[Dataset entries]
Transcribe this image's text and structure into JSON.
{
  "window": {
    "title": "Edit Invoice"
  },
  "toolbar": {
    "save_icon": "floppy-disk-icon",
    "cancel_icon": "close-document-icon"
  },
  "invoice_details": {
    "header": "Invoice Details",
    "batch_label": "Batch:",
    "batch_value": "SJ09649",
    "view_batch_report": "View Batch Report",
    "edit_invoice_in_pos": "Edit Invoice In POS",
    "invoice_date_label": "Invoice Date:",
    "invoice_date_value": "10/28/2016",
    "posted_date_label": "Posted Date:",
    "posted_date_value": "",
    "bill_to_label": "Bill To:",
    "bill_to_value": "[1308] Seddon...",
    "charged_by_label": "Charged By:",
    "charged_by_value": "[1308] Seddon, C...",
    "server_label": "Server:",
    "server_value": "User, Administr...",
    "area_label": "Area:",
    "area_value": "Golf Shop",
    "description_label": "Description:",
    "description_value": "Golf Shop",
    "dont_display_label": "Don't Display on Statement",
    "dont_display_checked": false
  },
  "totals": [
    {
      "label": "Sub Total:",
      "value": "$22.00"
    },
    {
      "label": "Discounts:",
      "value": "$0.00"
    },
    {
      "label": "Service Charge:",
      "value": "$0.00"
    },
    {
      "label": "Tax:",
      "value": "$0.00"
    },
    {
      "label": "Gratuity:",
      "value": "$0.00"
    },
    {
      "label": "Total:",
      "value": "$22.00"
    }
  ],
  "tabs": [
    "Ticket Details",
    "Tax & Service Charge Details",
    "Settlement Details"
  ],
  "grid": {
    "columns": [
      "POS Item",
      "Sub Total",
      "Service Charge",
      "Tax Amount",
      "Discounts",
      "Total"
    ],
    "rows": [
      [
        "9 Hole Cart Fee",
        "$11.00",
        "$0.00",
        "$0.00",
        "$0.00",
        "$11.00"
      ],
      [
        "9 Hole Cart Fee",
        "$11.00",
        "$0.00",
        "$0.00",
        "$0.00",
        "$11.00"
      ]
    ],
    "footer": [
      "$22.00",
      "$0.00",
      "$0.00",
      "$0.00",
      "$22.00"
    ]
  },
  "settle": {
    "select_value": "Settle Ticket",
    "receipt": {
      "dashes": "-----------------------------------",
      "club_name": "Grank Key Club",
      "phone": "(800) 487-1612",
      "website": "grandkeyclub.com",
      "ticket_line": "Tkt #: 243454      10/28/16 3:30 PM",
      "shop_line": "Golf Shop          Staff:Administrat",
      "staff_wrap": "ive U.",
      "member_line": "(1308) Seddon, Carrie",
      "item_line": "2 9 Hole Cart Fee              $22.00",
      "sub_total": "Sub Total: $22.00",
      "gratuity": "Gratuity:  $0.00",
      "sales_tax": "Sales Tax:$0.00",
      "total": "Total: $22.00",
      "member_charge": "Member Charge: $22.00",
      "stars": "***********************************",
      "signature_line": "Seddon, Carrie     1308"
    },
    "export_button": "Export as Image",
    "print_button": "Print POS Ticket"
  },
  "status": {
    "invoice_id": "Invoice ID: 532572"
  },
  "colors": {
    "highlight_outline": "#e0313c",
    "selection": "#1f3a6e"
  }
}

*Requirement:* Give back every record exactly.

*Output for this task:*
Transcribe this image's text and structure into JSON.
{
  "window": {
    "title": "Edit Invoice"
  },
  "toolbar": {
    "save_icon": "floppy-disk-icon",
    "cancel_icon": "close-document-icon"
  },
  "invoice_details": {
    "header": "Invoice Details",
    "batch_label": "Batch:",
    "batch_value": "SJ09649",
    "view_batch_report": "View Batch Report",
    "edit_invoice_in_pos": "Edit Invoice In POS",
    "invoice_date_label": "Invoice Date:",
    "invoice_date_value": "10/28/2016",
    "posted_date_label": "Posted Date:",
    "posted_date_value": "",
    "bill_to_label": "Bill To:",
    "bill_to_value": "[1308] Seddon...",
    "charged_by_label": "Charged By:",
    "charged_by_value": "[1308] Seddon, C...",
    "server_label": "Server:",
    "server_value": "User, Administr...",
    "area_label": "Area:",
    "area_value": "Golf Shop",
    "description_label": "Description:",
    "description_value": "Golf Shop",
    "dont_display_label": "Don't Display on Statement",
    "dont_display_checked": false
  },
  "totals": [
    {
      "label": "Sub Total:",
      "value": "$22.00"
    },
    {
      "label": "Discounts:",
      "value": "$0.00"
    },
    {
      "label": "Service Charge:",
      "value": "$0.00"
    },
    {
      "label": "Tax:",
      "value": "$0.00"
    },
    {
      "label": "Gratuity:",
      "value": "$0.00"
    },
    {
      "label": "Total:",
      "value": "$22.00"
    }
  ],
  "tabs": [
    "Ticket Details",
    "Tax & Service Charge Details",
    "Settlement Details"
  ],
  "grid": {
    "columns": [
      "POS Item",
      "Sub Total",
      "Service Charge",
      "Tax Amount",
      "Discounts",
      "Total"
    ],
    "rows": [
      [
        "9 Hole Cart Fee",
        "$11.00",
        "$0.00",
        "$0.00",
        "$0.00",
        "$11.00"
      ],
      [
        "9 Hole Cart Fee",
        "$11.00",
        "$0.00",
        "$0.00",
        "$0.00",
        "$11.00"
      ]
    ],
    "footer": [
      "$22.00",
      "$0.00",
      "$0.00",
      "$0.00",
      "$22.00"
    ]
  },
  "settle": {
    "select_value": "Settle Ticket",
    "receipt": {
      "dashes": "-----------------------------------",
      "club_name": "Grank Key Club",
      "phone": "(800) 487-1612",
      "website": "grandkeyclub.com",
      "ticket_line": "Tkt #: 243454      10/28/16 3:30 PM",
      "shop_line": "Golf Shop          Staff:Administrat",
      "staff_wrap": "ive U.",
      "member_line": "(1308) Seddon, Carrie",
      "item_line": "2 9 Hole Cart Fee              $22.00",
      "sub_total": "Sub Total: $22.00",
      "gratuity": "Gratuity:  $0.00",
      "sales_tax": "Sales Tax:$0.00",
      "total": "Total: $22.00",
      "member_charge": "Member Charge: $22.00",
      "stars": "***********************************",
      "signature_line": "Seddon, Carrie     1308"
    },
    "export_button": "Export as Image",
    "print_button": "Print POS Ticket"
  },
  "status": {
    "invoice_id": "Invoice ID: 532572"
  },
  "colors": {
    "highlight_outline": "#e0313c",
    "selection": "#1f3a6e"
  }
}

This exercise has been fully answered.